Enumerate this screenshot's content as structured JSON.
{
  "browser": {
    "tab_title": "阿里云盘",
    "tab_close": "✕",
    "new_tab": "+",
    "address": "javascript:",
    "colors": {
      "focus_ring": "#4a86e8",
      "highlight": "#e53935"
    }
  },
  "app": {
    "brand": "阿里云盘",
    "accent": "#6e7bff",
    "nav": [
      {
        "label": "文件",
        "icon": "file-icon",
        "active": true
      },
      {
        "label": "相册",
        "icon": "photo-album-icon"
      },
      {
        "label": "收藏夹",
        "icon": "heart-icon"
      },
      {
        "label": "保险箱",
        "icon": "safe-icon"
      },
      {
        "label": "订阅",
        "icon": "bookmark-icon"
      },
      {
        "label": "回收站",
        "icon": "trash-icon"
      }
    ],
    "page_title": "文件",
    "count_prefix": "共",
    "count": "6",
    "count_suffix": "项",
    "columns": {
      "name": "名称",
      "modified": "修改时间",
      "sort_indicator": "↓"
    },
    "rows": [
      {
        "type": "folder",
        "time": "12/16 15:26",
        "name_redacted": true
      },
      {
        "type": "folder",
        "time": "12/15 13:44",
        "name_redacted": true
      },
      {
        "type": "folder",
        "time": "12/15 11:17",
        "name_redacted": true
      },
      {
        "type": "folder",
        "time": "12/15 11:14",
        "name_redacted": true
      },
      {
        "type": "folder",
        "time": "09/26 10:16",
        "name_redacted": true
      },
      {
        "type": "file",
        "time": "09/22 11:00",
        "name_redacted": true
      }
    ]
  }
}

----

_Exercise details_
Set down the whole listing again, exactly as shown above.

_Problem solution_
Enumerate this screenshot's content as structured JSON.
{
  "browser": {
    "tab_title": "阿里云盘",
    "tab_close": "✕",
    "new_tab": "+",
    "address": "javascript:",
    "colors": {
      "focus_ring": "#4a86e8",
      "highlight": "#e53935"
    }
  },
  "app": {
    "brand": "阿里云盘",
    "accent": "#6e7bff",
    "nav": [
      {
        "label": "文件",
        "icon": "file-icon",
        "active": true
      },
      {
        "label": "相册",
        "icon": "photo-album-icon"
      },
      {
        "label": "收藏夹",
        "icon": "heart-icon"
      },
      {
        "label": "保险箱",
        "icon": "safe-icon"
      },
      {
        "label": "订阅",
        "icon": "bookmark-icon"
      },
      {
        "label": "回收站",
        "icon": "trash-icon"
      }
    ],
    "page_title": "文件",
    "count_prefix": "共",
    "count": "6",
    "count_suffix": "项",
    "columns": {
      "name": "名称",
      "modified": "修改时间",
      "sort_indicator": "↓"
    },
    "rows": [
      {
        "type": "folder",
        "time": "12/16 15:26",
        "name_redacted": true
      },
      {
        "type": "folder",
        "time": "12/15 13:44",
        "name_redacted": true
      },
      {
        "type": "folder",
        "time": "12/15 11:17",
        "name_redacted": true
      },
      {
        "type": "folder",
        "time": "12/15 11:14",
        "name_redacted": true
      },
      {
        "type": "folder",
        "time": "09/26 10:16",
        "name_redacted": true
      },
      {
        "type": "file",
        "time": "09/22 11:00",
        "name_redacted": true
      }
    ]
  }
}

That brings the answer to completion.